Honestly, I've always felt that was the knock against Guirgis: great dialogue, passionate writing, but sloppy and rushed. I was blown away by Our Lady, but it was also clear that his company let him get away without finishing the play. It just stops, dead. One of the drawbacks of having a company to write for.

Ian Thal said...

One of the drawbacks of having a company to write for.

And that gets into the issue of discipline and craft. Even if LAByrinth had him on a deadline as to when he had to deliver a completed script, for him not to have given it a rewrite before other companies mounted their own productions is simply unforgivable-- and it tells me, as an audience member, that we have a sloppy artist at work.

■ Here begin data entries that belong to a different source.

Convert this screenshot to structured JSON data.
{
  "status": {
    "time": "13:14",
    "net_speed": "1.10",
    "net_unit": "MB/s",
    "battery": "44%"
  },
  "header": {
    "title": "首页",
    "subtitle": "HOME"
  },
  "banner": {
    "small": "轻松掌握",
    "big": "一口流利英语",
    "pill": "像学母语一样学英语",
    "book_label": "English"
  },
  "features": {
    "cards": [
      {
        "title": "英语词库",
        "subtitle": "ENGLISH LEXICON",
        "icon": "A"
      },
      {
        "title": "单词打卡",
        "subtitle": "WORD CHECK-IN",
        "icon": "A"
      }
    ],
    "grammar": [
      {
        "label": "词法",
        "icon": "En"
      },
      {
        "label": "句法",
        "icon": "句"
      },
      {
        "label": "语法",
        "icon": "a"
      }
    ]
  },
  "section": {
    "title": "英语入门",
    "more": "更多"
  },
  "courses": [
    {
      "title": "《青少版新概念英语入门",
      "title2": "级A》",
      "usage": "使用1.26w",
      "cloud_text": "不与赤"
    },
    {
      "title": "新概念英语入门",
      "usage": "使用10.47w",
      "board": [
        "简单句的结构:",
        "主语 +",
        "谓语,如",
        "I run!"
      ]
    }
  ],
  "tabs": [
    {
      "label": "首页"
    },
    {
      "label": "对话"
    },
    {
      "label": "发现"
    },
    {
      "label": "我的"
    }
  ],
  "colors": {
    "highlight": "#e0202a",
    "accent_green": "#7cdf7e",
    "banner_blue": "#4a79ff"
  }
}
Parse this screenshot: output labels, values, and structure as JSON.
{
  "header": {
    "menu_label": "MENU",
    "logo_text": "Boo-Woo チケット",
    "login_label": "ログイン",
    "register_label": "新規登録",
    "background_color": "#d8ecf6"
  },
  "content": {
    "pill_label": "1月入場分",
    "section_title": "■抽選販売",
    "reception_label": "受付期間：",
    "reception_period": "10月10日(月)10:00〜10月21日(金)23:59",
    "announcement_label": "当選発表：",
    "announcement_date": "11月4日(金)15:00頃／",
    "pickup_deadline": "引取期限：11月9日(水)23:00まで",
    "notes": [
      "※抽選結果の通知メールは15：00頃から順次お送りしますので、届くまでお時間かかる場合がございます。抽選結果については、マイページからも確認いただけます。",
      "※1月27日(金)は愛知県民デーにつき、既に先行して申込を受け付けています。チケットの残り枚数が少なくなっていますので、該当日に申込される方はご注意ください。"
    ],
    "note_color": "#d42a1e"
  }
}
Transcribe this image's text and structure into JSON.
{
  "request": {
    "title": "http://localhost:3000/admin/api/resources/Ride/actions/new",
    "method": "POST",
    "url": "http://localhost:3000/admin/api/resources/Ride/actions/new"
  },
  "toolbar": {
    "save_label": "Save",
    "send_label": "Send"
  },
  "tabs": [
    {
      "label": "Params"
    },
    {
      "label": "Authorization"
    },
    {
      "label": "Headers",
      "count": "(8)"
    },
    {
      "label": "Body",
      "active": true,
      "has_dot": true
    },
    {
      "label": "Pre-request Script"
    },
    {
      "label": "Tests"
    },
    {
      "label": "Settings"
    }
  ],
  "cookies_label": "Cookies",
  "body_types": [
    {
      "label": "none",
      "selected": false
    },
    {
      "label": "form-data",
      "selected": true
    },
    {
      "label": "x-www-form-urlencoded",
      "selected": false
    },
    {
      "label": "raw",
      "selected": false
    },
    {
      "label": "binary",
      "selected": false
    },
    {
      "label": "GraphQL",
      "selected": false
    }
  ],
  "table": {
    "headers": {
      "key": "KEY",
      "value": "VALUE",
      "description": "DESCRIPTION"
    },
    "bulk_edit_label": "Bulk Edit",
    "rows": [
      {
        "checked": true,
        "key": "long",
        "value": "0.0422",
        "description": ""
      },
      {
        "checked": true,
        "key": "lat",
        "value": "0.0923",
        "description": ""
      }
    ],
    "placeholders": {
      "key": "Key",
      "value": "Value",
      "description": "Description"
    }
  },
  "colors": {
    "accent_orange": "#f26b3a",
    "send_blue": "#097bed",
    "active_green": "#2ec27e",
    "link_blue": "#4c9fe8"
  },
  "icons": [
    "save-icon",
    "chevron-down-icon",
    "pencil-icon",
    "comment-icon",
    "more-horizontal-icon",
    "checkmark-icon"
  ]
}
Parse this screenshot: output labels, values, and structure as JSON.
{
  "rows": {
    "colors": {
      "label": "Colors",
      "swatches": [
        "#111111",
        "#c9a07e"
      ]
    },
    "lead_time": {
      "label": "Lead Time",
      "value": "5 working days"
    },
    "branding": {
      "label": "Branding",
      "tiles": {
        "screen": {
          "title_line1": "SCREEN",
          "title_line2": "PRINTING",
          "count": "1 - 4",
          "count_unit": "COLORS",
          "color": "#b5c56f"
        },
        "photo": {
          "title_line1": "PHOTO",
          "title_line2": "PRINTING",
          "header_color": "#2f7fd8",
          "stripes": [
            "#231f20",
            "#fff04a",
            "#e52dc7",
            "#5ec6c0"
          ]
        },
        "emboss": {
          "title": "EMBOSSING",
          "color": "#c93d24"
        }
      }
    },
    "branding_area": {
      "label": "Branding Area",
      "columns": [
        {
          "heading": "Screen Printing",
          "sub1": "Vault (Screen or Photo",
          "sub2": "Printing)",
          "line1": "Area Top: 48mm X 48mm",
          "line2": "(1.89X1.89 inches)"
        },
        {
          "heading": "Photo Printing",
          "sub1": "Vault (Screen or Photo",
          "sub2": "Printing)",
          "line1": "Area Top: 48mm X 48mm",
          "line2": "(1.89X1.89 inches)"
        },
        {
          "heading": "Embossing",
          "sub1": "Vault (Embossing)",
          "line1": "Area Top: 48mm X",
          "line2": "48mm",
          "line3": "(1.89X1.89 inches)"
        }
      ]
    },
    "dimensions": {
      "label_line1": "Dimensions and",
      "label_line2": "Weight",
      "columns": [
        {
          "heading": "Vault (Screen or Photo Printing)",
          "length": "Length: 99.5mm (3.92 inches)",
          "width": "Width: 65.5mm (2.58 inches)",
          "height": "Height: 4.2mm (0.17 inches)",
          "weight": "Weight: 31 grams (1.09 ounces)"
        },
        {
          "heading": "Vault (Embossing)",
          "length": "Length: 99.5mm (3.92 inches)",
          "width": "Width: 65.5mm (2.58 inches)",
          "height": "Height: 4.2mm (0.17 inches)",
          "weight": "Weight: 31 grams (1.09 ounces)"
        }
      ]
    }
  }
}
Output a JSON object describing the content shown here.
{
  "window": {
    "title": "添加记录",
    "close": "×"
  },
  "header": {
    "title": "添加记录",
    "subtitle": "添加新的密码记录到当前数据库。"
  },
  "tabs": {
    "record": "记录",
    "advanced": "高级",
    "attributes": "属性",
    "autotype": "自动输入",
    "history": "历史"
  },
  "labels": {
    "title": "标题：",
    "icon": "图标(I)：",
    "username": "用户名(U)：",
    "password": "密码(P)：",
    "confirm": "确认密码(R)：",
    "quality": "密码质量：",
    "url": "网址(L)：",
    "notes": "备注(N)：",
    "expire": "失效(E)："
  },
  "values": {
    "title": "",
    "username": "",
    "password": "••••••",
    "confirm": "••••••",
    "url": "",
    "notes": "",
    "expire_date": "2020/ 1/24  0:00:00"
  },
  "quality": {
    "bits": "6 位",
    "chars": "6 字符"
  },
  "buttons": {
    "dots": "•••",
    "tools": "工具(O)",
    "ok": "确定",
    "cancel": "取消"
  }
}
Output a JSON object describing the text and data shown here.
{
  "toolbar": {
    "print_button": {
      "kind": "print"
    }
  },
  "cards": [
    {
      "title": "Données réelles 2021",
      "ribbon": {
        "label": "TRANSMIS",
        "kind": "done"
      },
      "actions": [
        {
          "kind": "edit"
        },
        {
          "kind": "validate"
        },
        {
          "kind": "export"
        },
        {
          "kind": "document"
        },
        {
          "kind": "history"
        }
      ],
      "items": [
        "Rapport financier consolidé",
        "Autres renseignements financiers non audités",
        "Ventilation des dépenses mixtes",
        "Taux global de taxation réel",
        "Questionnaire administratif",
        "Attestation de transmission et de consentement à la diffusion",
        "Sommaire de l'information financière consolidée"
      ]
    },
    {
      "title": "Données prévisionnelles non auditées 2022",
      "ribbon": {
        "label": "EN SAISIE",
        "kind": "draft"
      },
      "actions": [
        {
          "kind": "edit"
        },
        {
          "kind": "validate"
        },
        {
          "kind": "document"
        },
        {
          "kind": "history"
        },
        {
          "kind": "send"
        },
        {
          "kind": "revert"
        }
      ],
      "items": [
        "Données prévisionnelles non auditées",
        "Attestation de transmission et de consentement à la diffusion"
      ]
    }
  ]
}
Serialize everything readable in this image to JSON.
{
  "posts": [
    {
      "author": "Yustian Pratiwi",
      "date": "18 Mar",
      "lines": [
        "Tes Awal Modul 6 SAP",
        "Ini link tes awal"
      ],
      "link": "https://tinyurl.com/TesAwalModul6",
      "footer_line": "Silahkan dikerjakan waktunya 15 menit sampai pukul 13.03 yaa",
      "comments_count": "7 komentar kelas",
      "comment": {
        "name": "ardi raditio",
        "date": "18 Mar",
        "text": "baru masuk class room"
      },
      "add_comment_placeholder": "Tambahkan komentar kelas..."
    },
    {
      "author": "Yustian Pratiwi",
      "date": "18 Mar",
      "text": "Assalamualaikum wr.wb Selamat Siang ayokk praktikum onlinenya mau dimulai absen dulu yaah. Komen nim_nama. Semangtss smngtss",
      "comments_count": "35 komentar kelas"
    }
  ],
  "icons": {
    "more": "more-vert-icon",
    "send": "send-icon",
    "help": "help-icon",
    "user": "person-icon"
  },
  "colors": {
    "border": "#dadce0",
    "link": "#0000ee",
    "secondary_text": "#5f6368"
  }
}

Carl Benson said...

Great post and really interesting, on point comments. Think you pretty much nailed it with this:

"McDonough's pretty much wrapped it up and no one actually wants to emulate Mamet anymore."

I've got a feeling that one trend you're going to see popping up in theater everywhere is a sense of pop, and by that I mean work that is created to entertain as opposed to shock or create controversy.

When times are tough (recession, war etc), people want to go out to forget about their troubles, not get beaten over the head with them. Neil Simon's a pretty good example of this -- Odd Couple and Barefoot in the Park were huge in the early 60's while the country was tearing itself in two over the Vietnam War.

And to be honest, I'm pretty happy about a little more pop in theater. It appeals to a larger audience (which theater really needs to right now), and it's fun. Theater will always be a home for breaking down the issues of the day in a more complex fashion than any other medium, just as it will always be home to experimentation with form and style. But if, for the next little while, we start to see more work which appeals to a mass audience, I am all for it.

Thanks for the post, and keep up the good work.

-CB

joshcon80 said...

@Carl Benson

"I've got a feeling that one trend you're going to see popping up in theater everywhere is a sense of pop, and by that I mean work that is created to entertain..."

Fingers crossed. I would love a theater that's more fun. Or fun at all.